Archive by date | October 2012

Where US foreign doctorates go after they graduate

America’s science system relies heavily on foreign talent – but do immigrants stay in the United States after gaining their doctorates? According to a report published yesterday by the US National Science Foundation, the answer is: about two-thirds of them do, although stay-rates vary by country.  Read more

Vostok’s microbes elusive in first measurements of surface water

A first analysis of the ice that froze onto the drillbit used in last February’s landmark drilling to a pristine Antarctic lake shows no native microbes came up with the lake water, according to Sergey Bulat of Petersburg Nuclear Physics Institute (Russia) and CNRS in Grenoble (France). The very uppermost layer of Lake Vostock appears to be “lifeless” so far, says Bulat, but that doesn’t mean the rest of it is.  Read more

To sleep, perchance to forget fears

A Eunuch's Dream by Jean-Jules-Antoine Lecomte du Nouÿ, via Wikimedia Commons

Traumatic memories can be manipulated in sleeping mice to reduce their fearful responses during waking hours.  The finding, announced by  Stanford University researchers at the Society for Neuroscience meeting in New Orleans, Louisiana, suggests that sleep-based therapies could provide new options for treating conditions such as post-traumatic stress disorder (PTSD).  Read more

ORCID launches to give researchers unique identity codes

A registry that will grant researchers unique identifying number — helping readers of the literature to distinguish between authors with similar names — launches today. ORCID, the Open Researcher and Contributor ID, is supported by funds and input from member institutions, publishers (including Nature Publishing Group) and scientific societies.
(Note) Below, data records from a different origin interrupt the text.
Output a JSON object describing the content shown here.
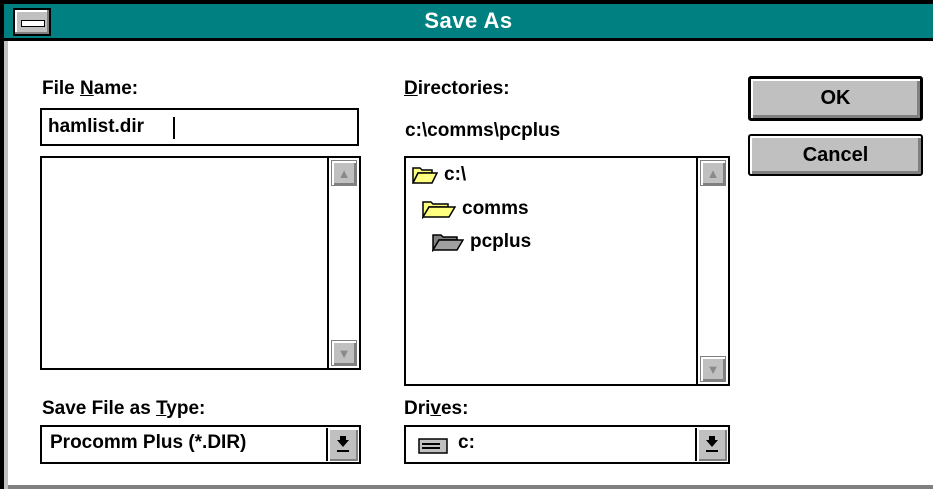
{
  "window": {
    "title": "Save As"
  },
  "file_name": {
    "label_pre": "File ",
    "label_accel": "N",
    "label_post": "ame:",
    "value": "hamlist.dir"
  },
  "file_list": {
    "items": []
  },
  "directories": {
    "label_accel": "D",
    "label_post": "irectories:",
    "current_path": "c:\\comms\\pcplus",
    "items": [
      {
        "name": "c:\\",
        "icon": "open-folder-icon"
      },
      {
        "name": "comms",
        "icon": "open-folder-icon"
      },
      {
        "name": "pcplus",
        "icon": "open-folder-selected-icon"
      }
    ]
  },
  "buttons": {
    "ok": "OK",
    "cancel": "Cancel"
  },
  "save_type": {
    "label_pre": "Save File as ",
    "label_accel": "T",
    "label_post": "ype:",
    "value": "Procomm Plus (*.DIR)"
  },
  "drives": {
    "label_pre": "Dri",
    "label_accel": "v",
    "label_post": "es:",
    "value": "c:",
    "icon": "drive-icon"
  },
  "colors": {
    "titlebar": "#008080",
    "face": "#c0c0c0",
    "shadow": "#808080"
  }
}
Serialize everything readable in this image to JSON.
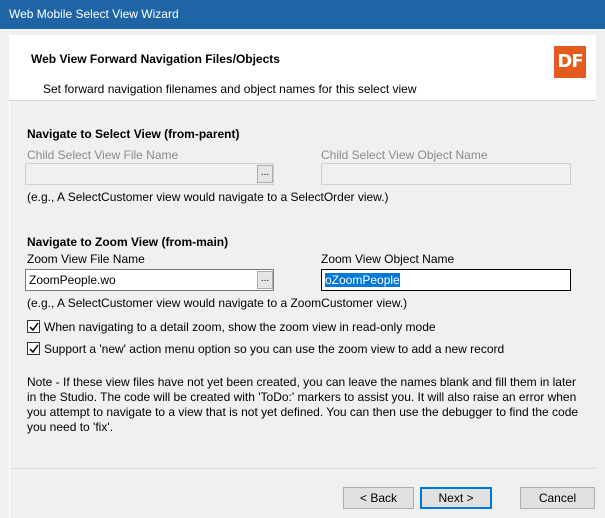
{
  "window": {
    "title": "Web Mobile Select View Wizard"
  },
  "header": {
    "title": "Web View Forward Navigation Files/Objects",
    "subtitle": "Set forward navigation filenames and object names for this select view",
    "logo_text": "DF",
    "logo_color": "#e55a1f"
  },
  "select_view": {
    "section_title": "Navigate to Select View (from-parent)",
    "file_label": "Child Select View File Name",
    "file_value": "",
    "object_label": "Child Select View Object Name",
    "object_value": "",
    "browse_label": "...",
    "example": "(e.g., A SelectCustomer view would navigate to a SelectOrder view.)"
  },
  "zoom_view": {
    "section_title": "Navigate to Zoom View (from-main)",
    "file_label": "Zoom View File Name",
    "file_value": "ZoomPeople.wo",
    "object_label": "Zoom View Object Name",
    "object_value": "oZoomPeople",
    "browse_label": "...",
    "example": "(e.g., A SelectCustomer view would navigate to a ZoomCustomer view.)"
  },
  "options": {
    "readonly_label": "When navigating to a detail zoom, show the zoom view in read-only mode",
    "readonly_checked": true,
    "new_action_label": "Support a 'new' action menu option so you can use the zoom view to add a new record",
    "new_action_checked": true
  },
  "note": "Note - If these view files have not yet been created, you can leave the names blank and fill them in later in the Studio. The code will be created with 'ToDo:' markers to assist you. It will also raise an error when you attempt to navigate to a view that is not yet defined. You can then use the debugger to find the code you need to 'fix'.",
  "buttons": {
    "back": "< Back",
    "next": "Next >",
    "cancel": "Cancel"
  },
  "colors": {
    "titlebar": "#1f65a6",
    "accent": "#0078d7"
  }
}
It should integrate with existing researcher identification systems and make it easier for universities and funding agencies to track scientists’ output (see ‘Scientists: your number is up‘). Researchers can register at and add information about their publications to their ORCID records.  Read more